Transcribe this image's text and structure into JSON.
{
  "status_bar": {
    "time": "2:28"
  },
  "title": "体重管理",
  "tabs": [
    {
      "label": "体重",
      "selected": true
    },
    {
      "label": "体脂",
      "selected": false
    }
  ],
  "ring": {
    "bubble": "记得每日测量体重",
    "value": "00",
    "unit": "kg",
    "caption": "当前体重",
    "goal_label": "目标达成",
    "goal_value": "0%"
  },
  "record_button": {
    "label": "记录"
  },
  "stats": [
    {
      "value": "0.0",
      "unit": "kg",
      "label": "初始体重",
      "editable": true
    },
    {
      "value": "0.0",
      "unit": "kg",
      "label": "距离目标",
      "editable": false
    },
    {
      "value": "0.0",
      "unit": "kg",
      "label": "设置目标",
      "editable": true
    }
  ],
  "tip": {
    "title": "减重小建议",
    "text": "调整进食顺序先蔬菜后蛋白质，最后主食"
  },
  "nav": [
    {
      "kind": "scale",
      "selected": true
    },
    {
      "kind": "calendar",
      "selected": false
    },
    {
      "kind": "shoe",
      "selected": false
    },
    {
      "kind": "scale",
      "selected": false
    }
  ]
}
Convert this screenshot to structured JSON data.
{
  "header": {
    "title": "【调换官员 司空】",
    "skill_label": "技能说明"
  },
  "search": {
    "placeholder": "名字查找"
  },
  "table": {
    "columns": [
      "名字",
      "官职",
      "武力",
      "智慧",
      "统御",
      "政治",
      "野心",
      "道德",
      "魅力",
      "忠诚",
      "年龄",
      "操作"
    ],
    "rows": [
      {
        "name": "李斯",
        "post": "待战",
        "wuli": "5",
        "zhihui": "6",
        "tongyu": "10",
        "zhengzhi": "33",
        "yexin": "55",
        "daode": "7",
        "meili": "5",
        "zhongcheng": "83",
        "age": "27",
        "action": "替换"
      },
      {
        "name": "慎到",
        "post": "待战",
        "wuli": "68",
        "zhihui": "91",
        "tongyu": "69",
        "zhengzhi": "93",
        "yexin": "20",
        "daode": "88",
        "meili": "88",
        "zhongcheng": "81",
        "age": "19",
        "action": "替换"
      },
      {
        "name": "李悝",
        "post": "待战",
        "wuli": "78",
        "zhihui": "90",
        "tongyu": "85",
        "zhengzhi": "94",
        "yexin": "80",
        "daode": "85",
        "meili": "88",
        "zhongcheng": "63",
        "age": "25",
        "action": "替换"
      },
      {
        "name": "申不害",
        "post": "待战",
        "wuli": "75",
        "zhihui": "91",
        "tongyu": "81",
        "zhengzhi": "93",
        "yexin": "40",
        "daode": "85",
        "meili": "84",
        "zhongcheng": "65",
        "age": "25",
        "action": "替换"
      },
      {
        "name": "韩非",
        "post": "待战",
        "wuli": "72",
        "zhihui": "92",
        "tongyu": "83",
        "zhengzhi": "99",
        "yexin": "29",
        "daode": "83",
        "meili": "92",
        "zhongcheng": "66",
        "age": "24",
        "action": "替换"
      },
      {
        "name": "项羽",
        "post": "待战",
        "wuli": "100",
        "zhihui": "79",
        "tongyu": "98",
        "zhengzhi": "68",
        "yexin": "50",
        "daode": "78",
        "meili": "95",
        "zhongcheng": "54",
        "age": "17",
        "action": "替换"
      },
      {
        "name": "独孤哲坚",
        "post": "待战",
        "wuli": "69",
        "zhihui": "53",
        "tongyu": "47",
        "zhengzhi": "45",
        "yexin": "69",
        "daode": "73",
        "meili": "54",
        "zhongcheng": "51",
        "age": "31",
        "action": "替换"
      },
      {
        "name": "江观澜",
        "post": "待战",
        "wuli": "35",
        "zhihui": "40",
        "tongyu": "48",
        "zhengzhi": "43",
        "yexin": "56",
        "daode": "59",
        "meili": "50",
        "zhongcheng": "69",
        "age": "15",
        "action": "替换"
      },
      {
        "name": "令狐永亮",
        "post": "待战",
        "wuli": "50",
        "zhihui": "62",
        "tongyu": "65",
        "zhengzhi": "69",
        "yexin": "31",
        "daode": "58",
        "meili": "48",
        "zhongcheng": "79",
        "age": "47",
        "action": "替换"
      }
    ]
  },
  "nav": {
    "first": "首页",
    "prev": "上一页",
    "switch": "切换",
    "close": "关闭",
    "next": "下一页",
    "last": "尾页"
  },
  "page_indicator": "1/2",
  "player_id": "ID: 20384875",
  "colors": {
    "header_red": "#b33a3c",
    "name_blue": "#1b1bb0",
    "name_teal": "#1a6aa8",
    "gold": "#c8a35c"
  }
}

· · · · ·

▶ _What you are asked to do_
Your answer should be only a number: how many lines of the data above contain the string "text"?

▶ _Task solution_
2